• What the task requires: Using the listing that follows, return every line with the word "限购总量".

• Supplied records:
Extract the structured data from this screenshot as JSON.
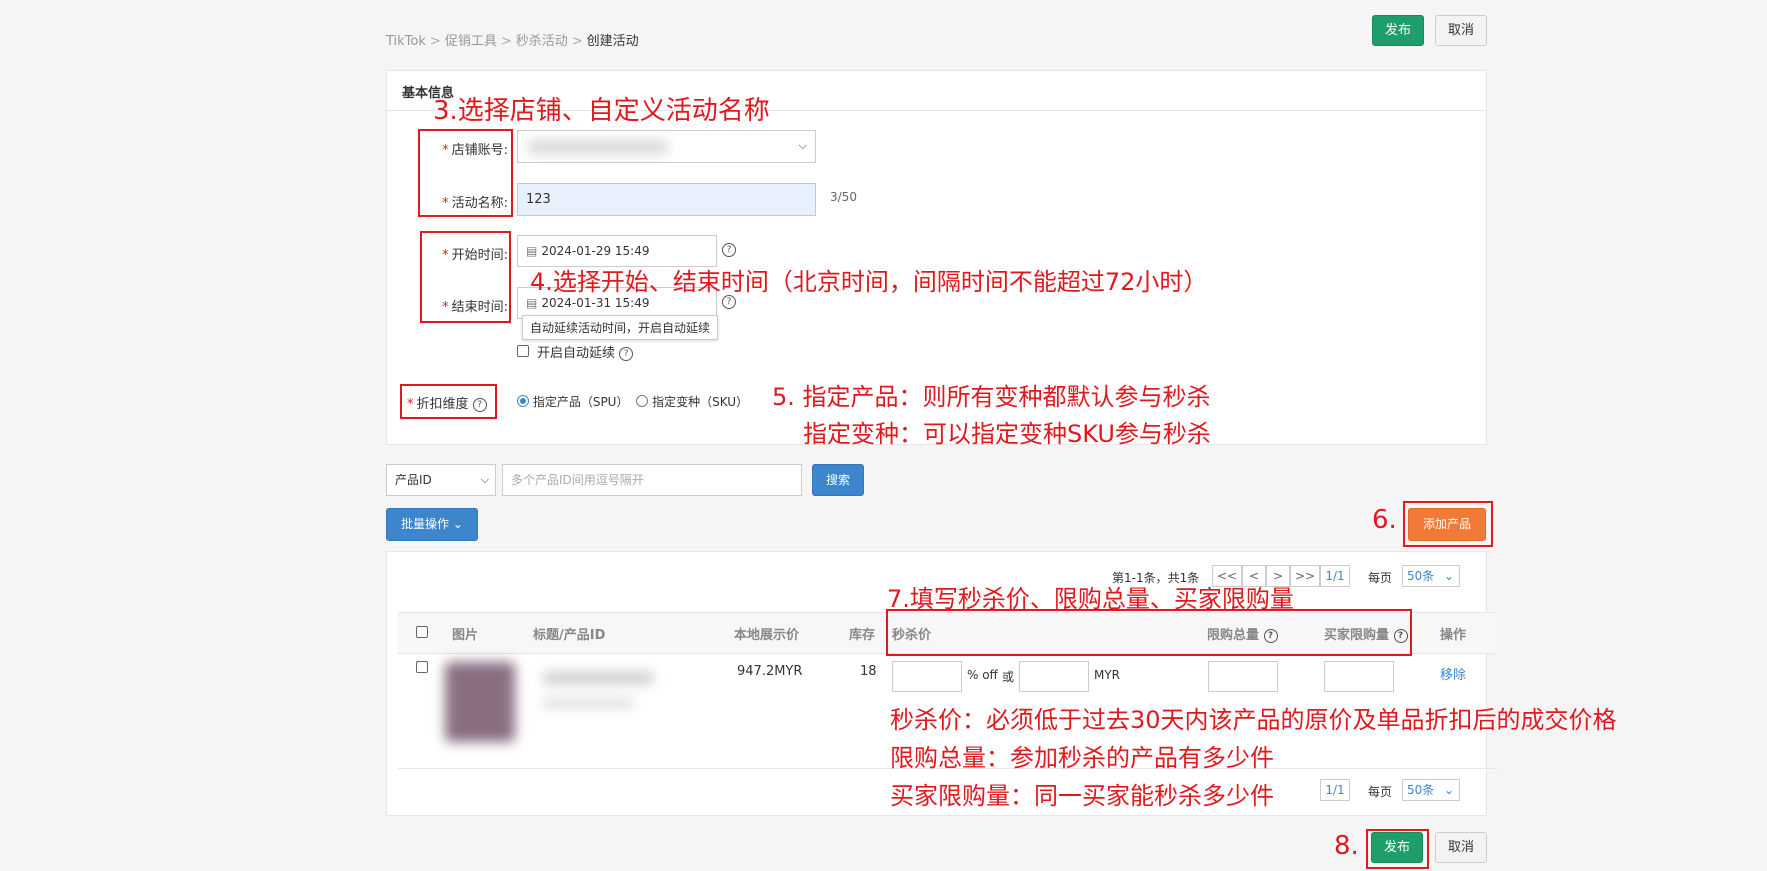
{
  "breadcrumb": [
    "TikTok",
    "促销工具",
    "秒杀活动",
    "创建活动"
  ],
  "breadcrumb_sep": ">",
  "header": {
    "publish": "发布",
    "cancel": "取消"
  },
  "basic": {
    "title": "基本信息",
    "store_label": "店铺账号:",
    "name_label": "活动名称:",
    "name_value": "123",
    "name_count": "3/50",
    "start_label": "开始时间:",
    "start_value": "2024-01-29 15:49",
    "end_label": "结束时间:",
    "end_value": "2024-01-31 15:49",
    "tooltip": "自动延续活动时间，开启自动延续",
    "auto_extend": "开启自动延续",
    "discount_label": "折扣维度",
    "opt_spu": "指定产品（SPU）",
    "opt_sku": "指定变种（SKU）"
  },
  "search": {
    "field": "产品ID",
    "placeholder": "多个产品ID间用逗号隔开",
    "button": "搜索"
  },
  "batch": "批量操作",
  "add_product": "添加产品",
  "pager": {
    "summary": "第1-1条，共1条",
    "first": "<<",
    "prev": "<",
    "next": ">",
    "last": ">>",
    "page": "1/1",
    "per_page_label": "每页",
    "per_page": "50条"
  },
  "table": {
    "headers": [
      "图片",
      "标题/产品ID",
      "本地展示价",
      "库存",
      "秒杀价",
      "限购总量",
      "买家限购量",
      "操作"
    ],
    "row": {
      "price": "947.2MYR",
      "stock": "18",
      "pct": "% off",
      "or": "或",
      "currency": "MYR",
      "remove": "移除"
    }
  },
  "footer": {
    "publish": "发布",
    "cancel": "取消"
  },
  "annotations": {
    "a3": "3.选择店铺、自定义活动名称",
    "a4": "4.选择开始、结束时间（北京时间，间隔时间不能超过72小时）",
    "a5_1": "5. 指定产品：则所有变种都默认参与秒杀",
    "a5_2": "指定变种：可以指定变种SKU参与秒杀",
    "a6": "6.",
    "a7": "7.填写秒杀价、限购总量、买家限购量",
    "a7_1": "秒杀价：必须低于过去30天内该产品的原价及单品折扣后的成交价格",
    "a7_2": "限购总量：参加秒杀的产品有多少件",
    "a7_3": "买家限购量：同一买家能秒杀多少件",
    "a8": "8."
  },
  "colors": {
    "annotation": "#e0191f",
    "publish": "#1e9e69",
    "primary": "#3d86cc",
    "add": "#f07a36"
  }
}
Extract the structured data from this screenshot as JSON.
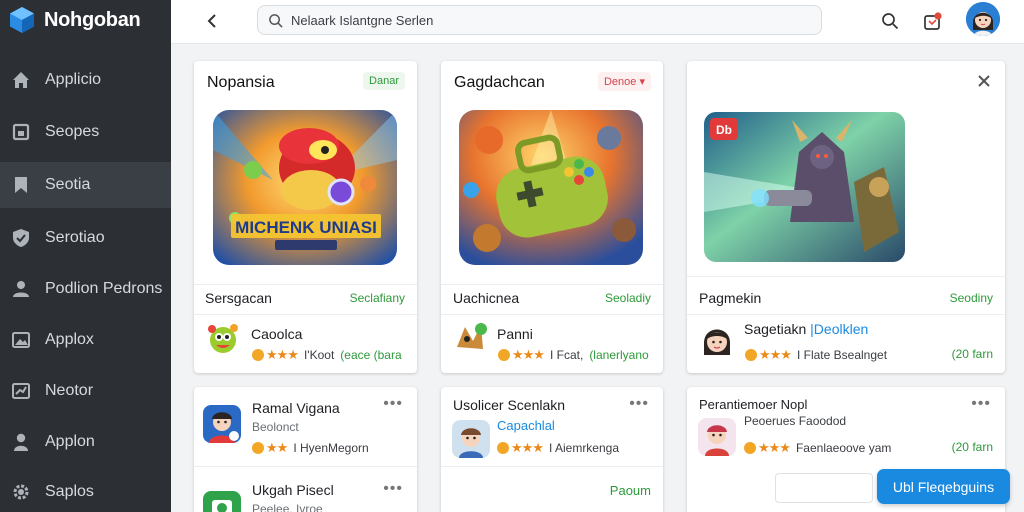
{
  "brand": {
    "name": "Nohgoban",
    "logo_icon": "cube-logo-icon",
    "color": "#2a8de3"
  },
  "sidebar": {
    "items": [
      {
        "label": "Applicio",
        "icon": "home-icon"
      },
      {
        "label": "Seopes",
        "icon": "square-icon"
      },
      {
        "label": "Seotia",
        "icon": "bookmark-icon",
        "active": true
      },
      {
        "label": "Serotiao",
        "icon": "shield-icon"
      },
      {
        "label": "Podlion Pedrons",
        "icon": "user-icon"
      },
      {
        "label": "Applox",
        "icon": "image-icon"
      },
      {
        "label": "Neotor",
        "icon": "chart-icon"
      },
      {
        "label": "Applon",
        "icon": "person-icon"
      },
      {
        "label": "Saplos",
        "icon": "gear-icon"
      }
    ]
  },
  "topbar": {
    "search_placeholder": "Nelaark Islantgne Serlen",
    "icons": [
      "chevron-left-icon",
      "search-icon",
      "notification-icon",
      "avatar"
    ]
  },
  "cards": {
    "card1": {
      "title": "Nopansia",
      "badge": "Danar",
      "sub_title": "Sersgacan",
      "sub_tag": "Seclafiany",
      "app_name": "Caoolca",
      "rating_text": "I'Koot",
      "price": "(eace (bara"
    },
    "card2": {
      "title": "Gagdachcan",
      "badge": "Denoe",
      "sub_title": "Uachicnea",
      "sub_tag": "Seoladiy",
      "app_name": "Panni",
      "rating_text": "I Fcat,",
      "price": "(lanerlyano"
    },
    "card3": {
      "art_badge": "Db",
      "sub_title": "Pagmekin",
      "sub_tag": "Seodiny",
      "app_name": "Sagetiakn",
      "app_link": "|Deolklen",
      "rating_text": "I Flate Bsealnget",
      "price": "(20 farn"
    },
    "list1": {
      "items": [
        {
          "name": "Ramal Vigana",
          "sub": "Beolonct",
          "rating_text": "I HyenMegorn"
        },
        {
          "name": "Ukgah Pisecl",
          "sub": "Peelee. Ivroe"
        }
      ]
    },
    "list2": {
      "title": "Usolicer Scenlakn",
      "item": {
        "name": "Capachlal",
        "rating_text": "I Aiemrkenga"
      },
      "footer_tag": "Paoum"
    },
    "list3": {
      "title": "Perantiemoer Nopl",
      "item": {
        "name": "Peoerues Faoodod",
        "rating_text": "Faenlaeoove yam",
        "price": "(20 farn"
      }
    }
  },
  "fab": {
    "label": "Ubl Fleqebguins"
  },
  "colors": {
    "accent": "#1a8ae0",
    "green": "#2e9a3a",
    "star": "#e98a1a",
    "sidebar": "#2c3035"
  }
}
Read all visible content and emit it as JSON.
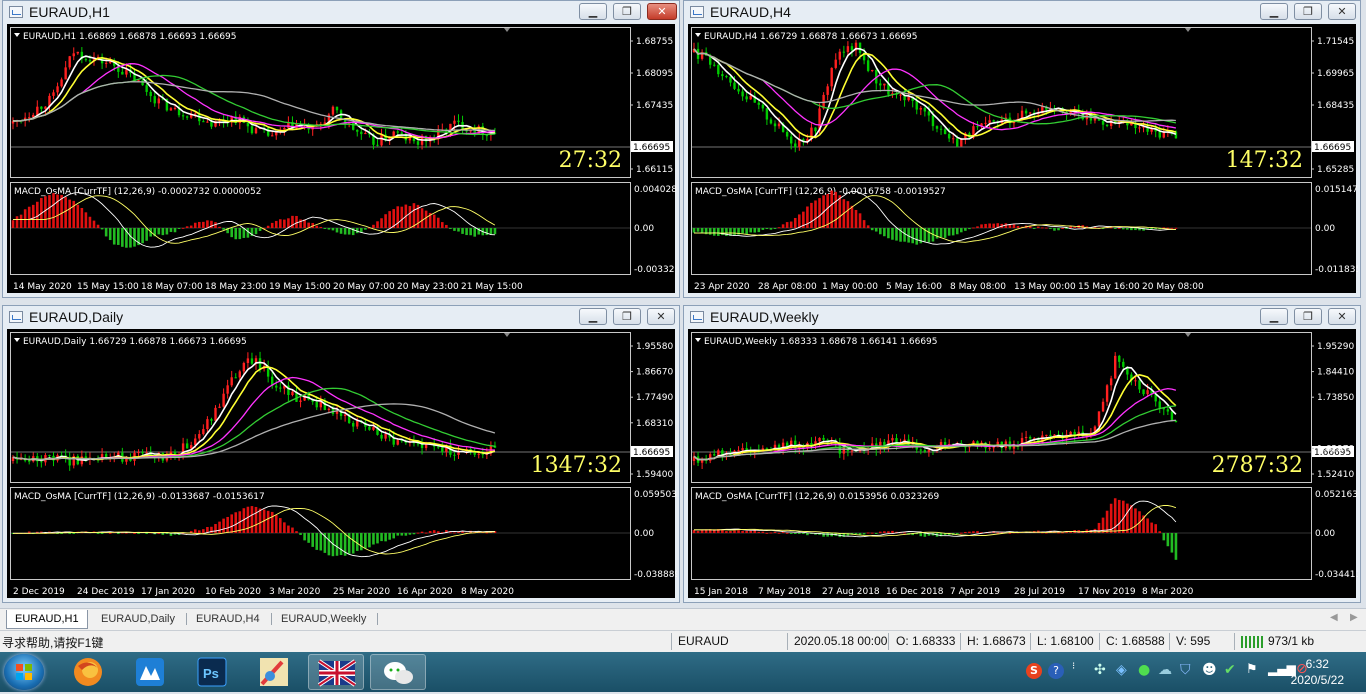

• Answer space:
      "限购总量",
    "a7": "7.填写秒杀价、限购总量、买家限购量",
    "a7_2": "限购总量：参加秒杀的产品有多少件",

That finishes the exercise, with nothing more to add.